E. Nick Alexander adapted the Steinbeck story (from the screenplay version, apparently, and not the play), and the film was directed by Reza Badiya, whose most glorious previous moment was probably the sensational opening credit sequence he did for "Hawaii 5-0," for years the most kinetically invigorating curtain-raiser in television. Courageously -- or maybe recklessly -- Badiya lets many scenes run on in long takes, like a play.

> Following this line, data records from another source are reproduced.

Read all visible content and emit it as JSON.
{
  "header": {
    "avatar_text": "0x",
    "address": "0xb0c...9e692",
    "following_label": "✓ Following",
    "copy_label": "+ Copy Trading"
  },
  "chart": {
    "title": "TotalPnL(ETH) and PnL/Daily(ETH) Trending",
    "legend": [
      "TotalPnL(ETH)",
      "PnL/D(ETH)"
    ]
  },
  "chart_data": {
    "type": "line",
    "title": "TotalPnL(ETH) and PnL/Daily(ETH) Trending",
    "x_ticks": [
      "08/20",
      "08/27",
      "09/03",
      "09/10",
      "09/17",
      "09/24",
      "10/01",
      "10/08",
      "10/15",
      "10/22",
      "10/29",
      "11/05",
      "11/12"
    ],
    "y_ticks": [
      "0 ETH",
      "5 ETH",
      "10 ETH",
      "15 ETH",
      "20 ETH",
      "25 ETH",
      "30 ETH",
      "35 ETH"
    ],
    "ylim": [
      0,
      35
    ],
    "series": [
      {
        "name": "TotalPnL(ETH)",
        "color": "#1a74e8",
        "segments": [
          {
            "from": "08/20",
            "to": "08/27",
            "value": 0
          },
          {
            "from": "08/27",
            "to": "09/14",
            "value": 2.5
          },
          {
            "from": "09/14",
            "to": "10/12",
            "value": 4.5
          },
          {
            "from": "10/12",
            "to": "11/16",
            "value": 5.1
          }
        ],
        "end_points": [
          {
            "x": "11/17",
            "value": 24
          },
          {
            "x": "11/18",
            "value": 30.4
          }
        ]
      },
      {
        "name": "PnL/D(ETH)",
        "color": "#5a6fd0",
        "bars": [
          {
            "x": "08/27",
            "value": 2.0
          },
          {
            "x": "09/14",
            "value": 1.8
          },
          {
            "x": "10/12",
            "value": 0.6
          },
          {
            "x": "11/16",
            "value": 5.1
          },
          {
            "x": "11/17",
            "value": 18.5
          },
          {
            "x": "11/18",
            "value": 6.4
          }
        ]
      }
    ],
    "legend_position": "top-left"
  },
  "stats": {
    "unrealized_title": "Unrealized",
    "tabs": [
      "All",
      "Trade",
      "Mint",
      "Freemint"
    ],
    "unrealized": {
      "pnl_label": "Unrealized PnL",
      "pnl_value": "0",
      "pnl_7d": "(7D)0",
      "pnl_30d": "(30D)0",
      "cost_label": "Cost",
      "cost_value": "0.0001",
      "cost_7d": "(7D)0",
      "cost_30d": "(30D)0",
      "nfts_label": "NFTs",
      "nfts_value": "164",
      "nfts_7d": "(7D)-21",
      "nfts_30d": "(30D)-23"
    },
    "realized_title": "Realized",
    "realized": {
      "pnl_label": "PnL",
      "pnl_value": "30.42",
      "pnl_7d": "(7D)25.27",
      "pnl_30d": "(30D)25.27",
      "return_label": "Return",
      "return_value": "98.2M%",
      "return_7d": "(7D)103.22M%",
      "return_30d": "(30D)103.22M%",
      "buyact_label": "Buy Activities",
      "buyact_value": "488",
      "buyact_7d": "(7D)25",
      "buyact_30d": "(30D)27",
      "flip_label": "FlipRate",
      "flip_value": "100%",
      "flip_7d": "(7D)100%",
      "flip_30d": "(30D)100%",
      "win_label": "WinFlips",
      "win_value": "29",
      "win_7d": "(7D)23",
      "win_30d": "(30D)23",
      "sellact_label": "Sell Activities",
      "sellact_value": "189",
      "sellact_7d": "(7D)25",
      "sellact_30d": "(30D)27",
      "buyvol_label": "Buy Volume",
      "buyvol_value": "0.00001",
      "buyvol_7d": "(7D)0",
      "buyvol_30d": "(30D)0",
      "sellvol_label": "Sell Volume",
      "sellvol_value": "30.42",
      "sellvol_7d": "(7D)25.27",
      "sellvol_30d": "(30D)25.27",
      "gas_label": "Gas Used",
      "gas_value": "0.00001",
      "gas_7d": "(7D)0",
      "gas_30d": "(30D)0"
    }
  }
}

In truth, the Steinbeck fable seems dated now, but its bald pathos remains affecting. The slow pace of this remake may be off-putting for many viewers, but how refreshing to encounter for a change a TV movie that has too much respect for its source. As with doctors, the motto for producers of remakes should be, "First do no harm," and this new production of "Mice and Men" does none.

The Making of 'Raiders'

"We have to get more snakes," says director Steven Spielberg, and 7,000 additional serpents soon slither in from -- where? Central casting? They are poured all over the studio floor so that the messy magic of the movies can resume.

"The Making of Raiders of the Lost Ark" is essentially a puff piece -- shot and directed by Phillip Schuman -- but that's not to be minded when the film in question is the year's biggest box-office hit and a rousing return to cliffhanging days of your, and Spielberg's, moviegoing past. Public television stations have acquired the breezy pop-doc for showing during fund-raising week, so that though it is scheduled for 8 tonight on Channel 26, it may be postponed while WETA insults and abuses its audience with pleadings for loot.

Not as entertaining as behind-the-scenes documentaries on "Stars Wars" and "The Empire Strikes Back" -- two previous and more mythically resonant movie adventures from producer George Lucas -- "The Making of Raiders" still has its fascinating peeks at the sweat and toil of big-time commercial filmmaking.

The neatest shot in the program, which includes many short scenes from the film, is one in which the ark itself is carried through a doorway, followed faithfully by the big Panavision camera and its operators. On the last day of shooting, Ford pours a cup of water over Spielberg's head as they stand on a Tunisian street, and cinematographer Douglas Slocombe can be heard in voice-over saying that the craftsmen who make movies never stop learning: "Your apprenticeship is for life."